Kelly also rationed what little food and water was available in the lifeboat.
Ken Jackson, one of the survivors wrote in his diary: “For breakfast we each had half a hard biscuit and a dipper of water. The hard tack achieved a new level in durability and when I tried to soften mine by dipping it in salt water, the others fortunately restrained me. Lunch was a sip of condensed milk and a short, simple prayer for God’s help.” This last part was led by Marion Parkinson, a missionary; her husband, Robert Parkinson, also a missionary, perished.
The lifeboat was so overloaded, that those in it had to take turns standing. Water kept pouring in as well, and the people in the lifeboat had to constantly bail the water out everyday.
Their first night, they encountered a storm that lasted into the second day, and they were surrounded by waves of twenty-five to thirty feet in height. That afternoon was when they realized that there was a two-year-old girl in the lifeboat with her mother; the girl’s father had not survived.
On the third day, they had their first death. They slipped the body over the side, but had no flag to cover it with, or weight to make it sink. And now that the sea had calmed, the sun reflected brightly from off the water’s surface with a heat that, as Ken Jackson put it, “burned the skin, dehydrated you, and left you crazy with thirst.” That night they sent up some flares.
It rained the fourth day, and they tried to catch some, yet with little success. That day was also their second death. Two more died on the fifth day. That night, they heard a boat and fired up a flare. It was seen by the captain of the S.S. Coamo. By this time they had drifted some 120 miles. The ship pulled up beside the lifeboat and opened its side doors.
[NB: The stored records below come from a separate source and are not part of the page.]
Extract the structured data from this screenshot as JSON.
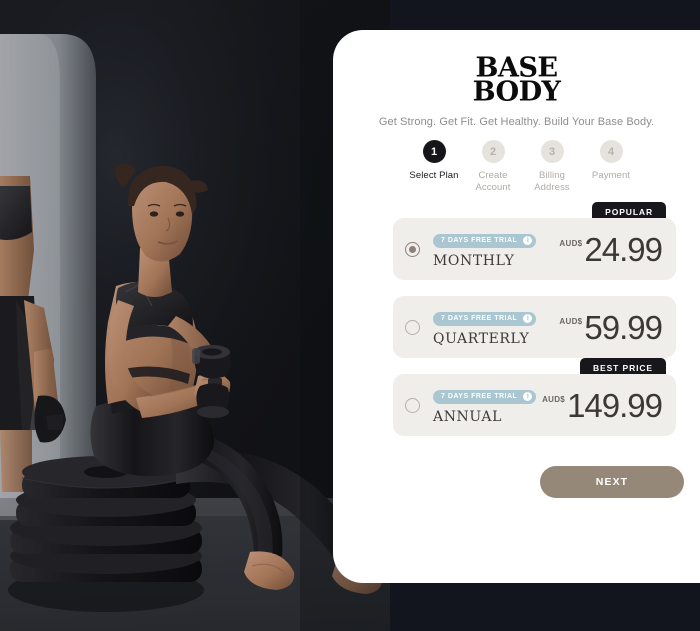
{
  "brand": {
    "logo_line1": "BASE",
    "logo_line2": "BODY",
    "tagline": "Get Strong. Get Fit. Get Healthy. Build Your Base Body."
  },
  "stepper": {
    "steps": [
      {
        "number": "1",
        "label": "Select Plan",
        "active": true
      },
      {
        "number": "2",
        "label": "Create Account",
        "active": false
      },
      {
        "number": "3",
        "label": "Billing Address",
        "active": false
      },
      {
        "number": "4",
        "label": "Payment",
        "active": false
      }
    ]
  },
  "plans": [
    {
      "ribbon": "POPULAR",
      "trial": "7 DAYS FREE TRIAL",
      "info": "i",
      "name": "MONTHLY",
      "currency": "AUD$",
      "price": "24.99",
      "selected": true
    },
    {
      "ribbon": "",
      "trial": "7 DAYS FREE TRIAL",
      "info": "i",
      "name": "QUARTERLY",
      "currency": "AUD$",
      "price": "59.99",
      "selected": false
    },
    {
      "ribbon": "BEST PRICE",
      "trial": "7 DAYS FREE TRIAL",
      "info": "i",
      "name": "ANNUAL",
      "currency": "AUD$",
      "price": "149.99",
      "selected": false
    }
  ],
  "actions": {
    "next_label": "NEXT"
  },
  "colors": {
    "background": "#12151d",
    "panel": "#ffffff",
    "card": "#f0eeeb",
    "accent_trial": "#a9c6d1",
    "ribbon": "#17171c",
    "next_button": "#958878",
    "radio_selected": "#8d8076"
  },
  "hero_image": {
    "alt": "Woman in black sportswear seated on stacked weight plates holding a dumbbell in a dark studio"
  }
}
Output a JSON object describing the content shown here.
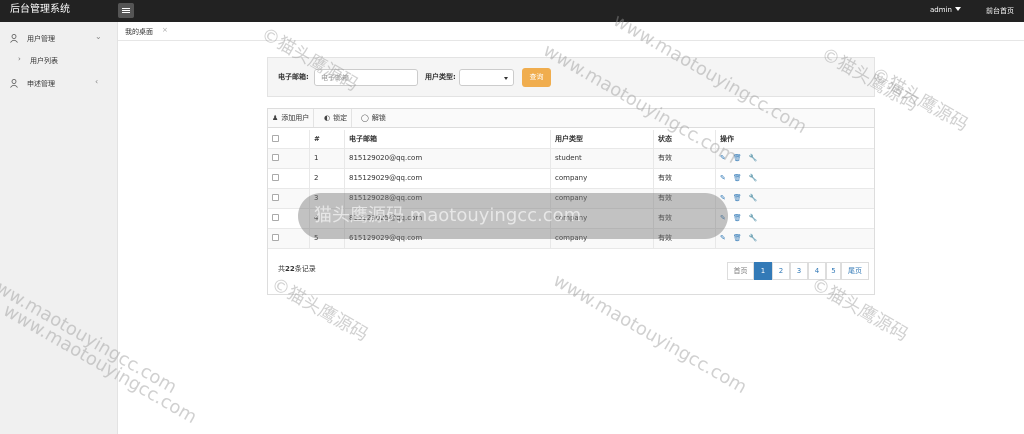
{
  "topbar": {
    "brand": "后台管理系统",
    "user": "admin",
    "home_link": "前台首页"
  },
  "sidebar": {
    "items": [
      {
        "label": "用户管理",
        "icon": "user-icon",
        "expanded": true
      },
      {
        "label": "申述管理",
        "icon": "user-icon",
        "expanded": false
      }
    ],
    "sub_items": [
      {
        "label": "用户列表"
      }
    ]
  },
  "tabs": [
    {
      "label": "我的桌面",
      "close": "×"
    }
  ],
  "search": {
    "email_label": "电子邮箱:",
    "email_placeholder": "电子邮箱",
    "type_label": "用户类型:",
    "type_value": "",
    "query_button": "查询"
  },
  "toolbar": {
    "add": "添加用户",
    "lock": "锁定",
    "unlock": "解锁"
  },
  "table": {
    "columns": [
      "#",
      "电子邮箱",
      "用户类型",
      "状态",
      "操作"
    ],
    "rows": [
      {
        "id": "1",
        "email": "815129020@qq.com",
        "type": "student",
        "status": "有效"
      },
      {
        "id": "2",
        "email": "815129029@qq.com",
        "type": "company",
        "status": "有效"
      },
      {
        "id": "3",
        "email": "815129028@qq.com",
        "type": "company",
        "status": "有效"
      },
      {
        "id": "4",
        "email": "815129025@qq.com",
        "type": "company",
        "status": "有效"
      },
      {
        "id": "5",
        "email": "615129029@qq.com",
        "type": "company",
        "status": "有效"
      }
    ],
    "actions": [
      "edit-icon",
      "trash-icon",
      "wrench-icon"
    ]
  },
  "footer": {
    "total_prefix": "共",
    "total_count": "22",
    "total_suffix": "条记录"
  },
  "pagination": {
    "first": "首页",
    "pages": [
      "1",
      "2",
      "3",
      "4",
      "5"
    ],
    "last": "尾页",
    "current": 1
  },
  "watermark": {
    "text": "www.maotouyingcc.com",
    "brand": "©猫头鹰源码",
    "banner": "猫头鹰源码 maotouyingcc.com"
  },
  "colors": {
    "topbar": "#222222",
    "accent": "#337ab7",
    "query_button": "#f0ad4e"
  }
}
One man from the lifeboat was in a hurry, and missed his step. He sank into the water and became the fifth fatality.
The sinking of the Lady Hawkins was certainly not the only maritime disaster from WWII, but it was one of them; and one of the worst.
I guess I felt compelled to write about it, not only because of my great-grandfather who perished along with so many others, but also because it’s difficult to find any information on the ship or its passengers.
From various websites, I’ve gathered what I could about the ship, and I have found passenger and crew lists; I also received a Missouri passenger list, and other articles from that time from other people who also had ancestors on board the Lady Hawkins.
Interesting as it was to learn about this incident, it was tragic nonetheless, and I can only begin to imagine the horror that those people must have felt, the second that the searchlights engulfed their ship. The chaos that reigned when one, and then two, torpedoes struck the vessel. The thoughts that must have gone through the minds of those who were lost, who knew that their final moments were upon them. And the hardships that still had to be endured by the survivors in that lifeboat.
Yet I admire the courage that each of them, the deceased and the survivors, possessed, the selflessness that I have heard took place as the ship sank, and the fortitude of those who lived.